(Beginning of EXERCISE MATERIAL)

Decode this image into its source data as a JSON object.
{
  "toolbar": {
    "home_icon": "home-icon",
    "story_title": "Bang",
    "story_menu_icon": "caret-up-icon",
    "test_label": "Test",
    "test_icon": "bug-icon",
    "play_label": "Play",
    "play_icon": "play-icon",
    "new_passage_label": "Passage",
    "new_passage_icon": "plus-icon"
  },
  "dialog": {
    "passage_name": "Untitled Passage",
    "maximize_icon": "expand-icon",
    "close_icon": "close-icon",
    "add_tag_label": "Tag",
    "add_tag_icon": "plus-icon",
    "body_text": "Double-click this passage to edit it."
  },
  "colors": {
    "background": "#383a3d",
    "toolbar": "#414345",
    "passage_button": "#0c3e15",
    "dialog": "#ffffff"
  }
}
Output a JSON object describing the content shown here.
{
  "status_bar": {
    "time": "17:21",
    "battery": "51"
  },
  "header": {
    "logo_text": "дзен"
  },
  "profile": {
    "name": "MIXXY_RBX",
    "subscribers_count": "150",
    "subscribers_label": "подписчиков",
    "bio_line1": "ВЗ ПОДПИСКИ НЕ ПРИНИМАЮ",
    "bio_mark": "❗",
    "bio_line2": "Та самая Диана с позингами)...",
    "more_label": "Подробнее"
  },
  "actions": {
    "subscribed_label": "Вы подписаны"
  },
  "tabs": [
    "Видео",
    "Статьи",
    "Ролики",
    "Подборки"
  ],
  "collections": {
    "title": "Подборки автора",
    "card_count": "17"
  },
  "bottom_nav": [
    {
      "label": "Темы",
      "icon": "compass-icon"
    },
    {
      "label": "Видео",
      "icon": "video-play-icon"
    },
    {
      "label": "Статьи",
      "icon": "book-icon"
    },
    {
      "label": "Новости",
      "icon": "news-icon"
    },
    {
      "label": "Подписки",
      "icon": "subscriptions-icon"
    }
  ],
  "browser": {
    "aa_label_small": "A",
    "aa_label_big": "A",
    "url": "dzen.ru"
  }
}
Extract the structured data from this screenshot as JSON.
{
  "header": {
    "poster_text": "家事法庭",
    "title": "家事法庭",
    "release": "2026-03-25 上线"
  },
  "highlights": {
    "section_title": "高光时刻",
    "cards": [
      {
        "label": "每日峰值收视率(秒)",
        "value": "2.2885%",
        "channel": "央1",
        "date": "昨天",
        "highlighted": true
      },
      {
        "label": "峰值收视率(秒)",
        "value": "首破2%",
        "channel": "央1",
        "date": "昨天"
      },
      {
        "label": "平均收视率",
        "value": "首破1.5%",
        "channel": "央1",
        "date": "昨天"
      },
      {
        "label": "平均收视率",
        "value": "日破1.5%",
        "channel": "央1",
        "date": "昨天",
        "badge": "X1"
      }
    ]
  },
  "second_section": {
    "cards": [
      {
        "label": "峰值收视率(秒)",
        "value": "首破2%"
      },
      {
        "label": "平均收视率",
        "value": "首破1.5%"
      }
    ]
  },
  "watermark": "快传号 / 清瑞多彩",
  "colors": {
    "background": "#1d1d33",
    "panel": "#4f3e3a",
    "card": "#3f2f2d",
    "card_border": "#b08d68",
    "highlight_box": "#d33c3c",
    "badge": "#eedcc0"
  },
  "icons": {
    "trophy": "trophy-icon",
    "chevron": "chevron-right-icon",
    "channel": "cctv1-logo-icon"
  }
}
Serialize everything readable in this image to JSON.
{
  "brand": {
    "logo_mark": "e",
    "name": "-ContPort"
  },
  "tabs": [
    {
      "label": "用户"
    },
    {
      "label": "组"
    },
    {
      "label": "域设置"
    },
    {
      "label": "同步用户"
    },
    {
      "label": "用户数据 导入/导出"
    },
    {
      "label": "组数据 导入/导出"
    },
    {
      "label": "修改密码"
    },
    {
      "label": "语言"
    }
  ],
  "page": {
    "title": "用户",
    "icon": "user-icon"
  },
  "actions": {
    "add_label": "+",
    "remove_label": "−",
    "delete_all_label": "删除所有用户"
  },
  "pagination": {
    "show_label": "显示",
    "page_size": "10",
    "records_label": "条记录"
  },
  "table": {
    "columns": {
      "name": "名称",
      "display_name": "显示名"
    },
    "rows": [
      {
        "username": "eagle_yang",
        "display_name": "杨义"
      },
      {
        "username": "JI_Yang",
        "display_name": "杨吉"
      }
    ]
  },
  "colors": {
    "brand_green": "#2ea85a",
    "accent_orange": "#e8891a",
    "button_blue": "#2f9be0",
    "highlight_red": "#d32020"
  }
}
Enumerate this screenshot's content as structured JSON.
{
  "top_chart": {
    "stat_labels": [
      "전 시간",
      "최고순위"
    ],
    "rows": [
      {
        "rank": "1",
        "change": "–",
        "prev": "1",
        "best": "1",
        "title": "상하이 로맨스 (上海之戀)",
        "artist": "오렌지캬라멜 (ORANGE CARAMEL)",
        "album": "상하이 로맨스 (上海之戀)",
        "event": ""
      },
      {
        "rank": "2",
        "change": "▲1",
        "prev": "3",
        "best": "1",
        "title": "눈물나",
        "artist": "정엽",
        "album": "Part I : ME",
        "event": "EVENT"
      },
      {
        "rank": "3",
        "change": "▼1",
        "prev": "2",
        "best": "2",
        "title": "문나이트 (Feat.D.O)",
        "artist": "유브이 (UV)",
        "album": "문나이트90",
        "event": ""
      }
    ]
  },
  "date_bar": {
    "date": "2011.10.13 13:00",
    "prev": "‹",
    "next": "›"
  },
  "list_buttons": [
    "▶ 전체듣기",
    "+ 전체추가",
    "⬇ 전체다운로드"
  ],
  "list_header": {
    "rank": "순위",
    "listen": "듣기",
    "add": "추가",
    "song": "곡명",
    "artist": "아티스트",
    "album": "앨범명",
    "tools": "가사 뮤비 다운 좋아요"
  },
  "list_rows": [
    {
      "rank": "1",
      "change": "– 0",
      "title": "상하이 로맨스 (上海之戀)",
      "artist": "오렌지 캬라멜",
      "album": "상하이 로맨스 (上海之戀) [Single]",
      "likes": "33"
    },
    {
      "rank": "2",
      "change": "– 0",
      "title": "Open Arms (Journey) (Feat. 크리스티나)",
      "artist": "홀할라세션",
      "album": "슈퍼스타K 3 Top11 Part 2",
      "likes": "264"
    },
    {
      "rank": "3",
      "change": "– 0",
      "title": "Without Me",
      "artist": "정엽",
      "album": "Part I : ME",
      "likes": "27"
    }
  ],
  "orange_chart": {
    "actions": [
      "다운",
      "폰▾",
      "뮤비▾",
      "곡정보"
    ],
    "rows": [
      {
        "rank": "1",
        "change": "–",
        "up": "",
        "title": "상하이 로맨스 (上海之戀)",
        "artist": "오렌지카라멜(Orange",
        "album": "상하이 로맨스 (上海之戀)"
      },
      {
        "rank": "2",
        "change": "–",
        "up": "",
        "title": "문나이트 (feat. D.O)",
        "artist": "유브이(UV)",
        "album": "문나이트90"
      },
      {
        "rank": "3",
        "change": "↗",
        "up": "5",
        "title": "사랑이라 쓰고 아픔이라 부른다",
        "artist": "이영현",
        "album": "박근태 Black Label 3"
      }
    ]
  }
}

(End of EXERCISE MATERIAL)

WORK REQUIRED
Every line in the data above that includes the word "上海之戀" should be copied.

RESPONSE TO THE EXERCISE
        "title": "상하이 로맨스 (上海之戀)",
        "album": "상하이 로맨스 (上海之戀)",
      "title": "상하이 로맨스 (上海之戀)",
      "album": "상하이 로맨스 (上海之戀) [Single]",
        "title": "상하이 로맨스 (上海之戀)",
        "album": "상하이 로맨스 (上海之戀)"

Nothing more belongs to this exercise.